German was notable for the continuity of its
professorial staff. In eight of these sixteen
years there were no changes at all in teaching
Professor James c.
o’flaherty (B.A.,
Georgetown College;
M.A., Kentucky; Ph.D.,
Chicago), at Wake
Forest since 1947, was
chairman of the De-
partment until 1969.
From the time he ar-
rived at Wake Forest he was one of a relatively
small number of faculty members who were
actively engaged in academic research, and he
continued to publish: as author of Hamann’s
Socratic Memorabilia: A Translation and Com-
mentary (1967); as co-author of Else von der
Tanne by Wilhelm Raabe: A Translation and
Commentary (1972); as co-editor of Studies in
Nietzsche and the Classical Tradition (1976);
and as author of Johann Georg Hamann (1979).
He specialized in eighteenth-century German
literature. He also deserves credit for the creation
in 1963 of the Institute of Literature, a humani-
ties program which typically brought four speak-
ers to the campus, annually, one each in classics,
English, German, and Romance languages.
Associate Professor ralph s. fraser (B.A.,
Boston; M.A., Syracuse; Ph.D., Illinois) came to
Wake Forest in 1962. He was promoted to Pro-
fessor in 1968 and served as Department chair-
man from 1969 to 1977. His areas of specialization
were modern German literature and compara-
tive literature. He was the editor of Reimarus:
Fragments and Uwe Johnson: Karsch, und an-
dere Prosa. He was also a devoted bibliophile.
Associate Professor Wilmer d. sanders (B.A.,
Muhlenberg; M.A., Ph.D., Indiana), had taught at
Wake Forest from 1954 to 1957 and had returned
to the Department in 1964. His specialty was
German literature of the nineteenth century. He
wrote a comprehensive “history of the teaching

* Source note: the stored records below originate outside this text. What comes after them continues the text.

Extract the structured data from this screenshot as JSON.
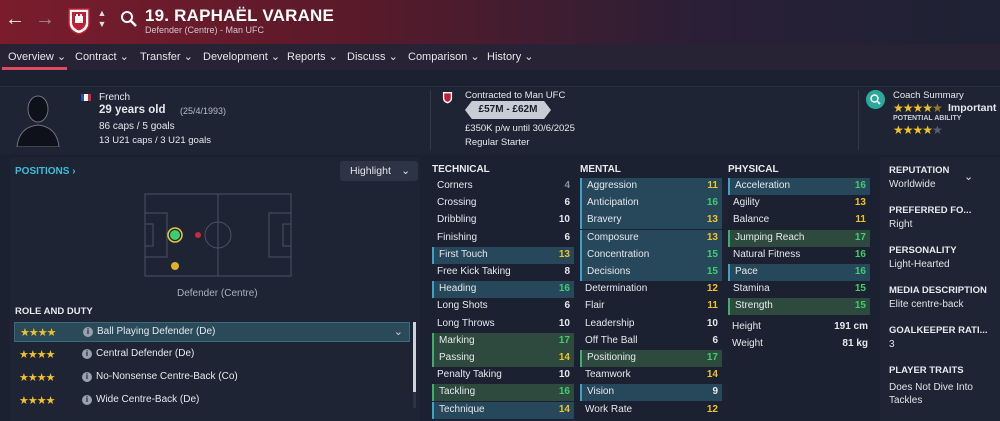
{
  "header": {
    "player_title": "19. RAPHAËL VARANE",
    "player_subtitle": "Defender (Centre) - Man UFC",
    "nationality": "French",
    "age": "29 years old",
    "dob": "(25/4/1993)",
    "caps": "86 caps / 5 goals",
    "u21_caps": "13 U21 caps / 3 U21 goals",
    "contract_label": "Contracted to Man UFC",
    "value_range": "£57M - £62M",
    "wage": "£350K p/w until 30/6/2025",
    "squad_status": "Regular Starter",
    "coach_summary_label": "Coach Summary",
    "coach_summary_text": "Important p",
    "potential_label": "POTENTIAL ABILITY",
    "current_stars": 4,
    "potential_stars": 4
  },
  "tabs": [
    {
      "label": "Overview"
    },
    {
      "label": "Contract"
    },
    {
      "label": "Transfer"
    },
    {
      "label": "Development"
    },
    {
      "label": "Reports"
    },
    {
      "label": "Discuss"
    },
    {
      "label": "Comparison"
    },
    {
      "label": "History"
    }
  ],
  "positions": {
    "title": "POSITIONS",
    "highlight_button": "Highlight",
    "pitch_label": "Defender (Centre)"
  },
  "role_and_duty": {
    "title": "ROLE AND DUTY",
    "roles": [
      {
        "label": "Ball Playing Defender (De)",
        "stars": 4
      },
      {
        "label": "Central Defender (De)",
        "stars": 4
      },
      {
        "label": "No-Nonsense Centre-Back (Co)",
        "stars": 4
      },
      {
        "label": "Wide Centre-Back (De)",
        "stars": 4
      }
    ]
  },
  "attributes": {
    "technical": {
      "title": "TECHNICAL",
      "items": [
        {
          "name": "Corners",
          "value": "4"
        },
        {
          "name": "Crossing",
          "value": "6"
        },
        {
          "name": "Dribbling",
          "value": "10"
        },
        {
          "name": "Finishing",
          "value": "6"
        },
        {
          "name": "First Touch",
          "value": "13"
        },
        {
          "name": "Free Kick Taking",
          "value": "8"
        },
        {
          "name": "Heading",
          "value": "16"
        },
        {
          "name": "Long Shots",
          "value": "6"
        },
        {
          "name": "Long Throws",
          "value": "10"
        },
        {
          "name": "Marking",
          "value": "17"
        },
        {
          "name": "Passing",
          "value": "14"
        },
        {
          "name": "Penalty Taking",
          "value": "10"
        },
        {
          "name": "Tackling",
          "value": "16"
        },
        {
          "name": "Technique",
          "value": "14"
        }
      ]
    },
    "mental": {
      "title": "MENTAL",
      "items": [
        {
          "name": "Aggression",
          "value": "11"
        },
        {
          "name": "Anticipation",
          "value": "16"
        },
        {
          "name": "Bravery",
          "value": "13"
        },
        {
          "name": "Composure",
          "value": "13"
        },
        {
          "name": "Concentration",
          "value": "15"
        },
        {
          "name": "Decisions",
          "value": "15"
        },
        {
          "name": "Determination",
          "value": "12"
        },
        {
          "name": "Flair",
          "value": "11"
        },
        {
          "name": "Leadership",
          "value": "10"
        },
        {
          "name": "Off The Ball",
          "value": "6"
        },
        {
          "name": "Positioning",
          "value": "17"
        },
        {
          "name": "Teamwork",
          "value": "14"
        },
        {
          "name": "Vision",
          "value": "9"
        },
        {
          "name": "Work Rate",
          "value": "12"
        }
      ]
    },
    "physical": {
      "title": "PHYSICAL",
      "items": [
        {
          "name": "Acceleration",
          "value": "16"
        },
        {
          "name": "Agility",
          "value": "13"
        },
        {
          "name": "Balance",
          "value": "11"
        },
        {
          "name": "Jumping Reach",
          "value": "17"
        },
        {
          "name": "Natural Fitness",
          "value": "16"
        },
        {
          "name": "Pace",
          "value": "16"
        },
        {
          "name": "Stamina",
          "value": "15"
        },
        {
          "name": "Strength",
          "value": "15"
        }
      ],
      "height_label": "Height",
      "height": "191 cm",
      "weight_label": "Weight",
      "weight": "81 kg"
    }
  },
  "info_panel": {
    "reputation_label": "REPUTATION",
    "reputation": "Worldwide",
    "preferred_foot_label": "PREFERRED FO...",
    "preferred_foot": "Right",
    "personality_label": "PERSONALITY",
    "personality": "Light-Hearted",
    "media_label": "MEDIA DESCRIPTION",
    "media": "Elite centre-back",
    "gk_label": "GOALKEEPER RATI...",
    "gk": "3",
    "traits_label": "PLAYER TRAITS",
    "traits": "Does Not Dive Into Tackles"
  },
  "colors": {
    "accent": "#e14a5f",
    "value_green": "#3fce6e",
    "value_yellow": "#f0c22a",
    "value_white": "#e6e8ee",
    "value_grey": "#8a90a0",
    "link_blue": "#3bbfd6"
  }
}
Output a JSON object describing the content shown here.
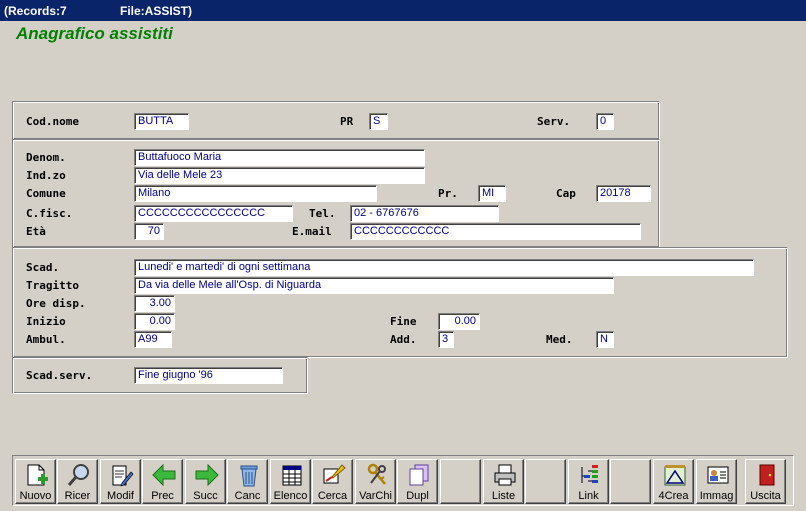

the department of german
James O’Flaherty; Wilmer Sanders; Larry West; Timothy Seliner; Mary Place; Ralph Fraser, Chairman
Previous Page Next Page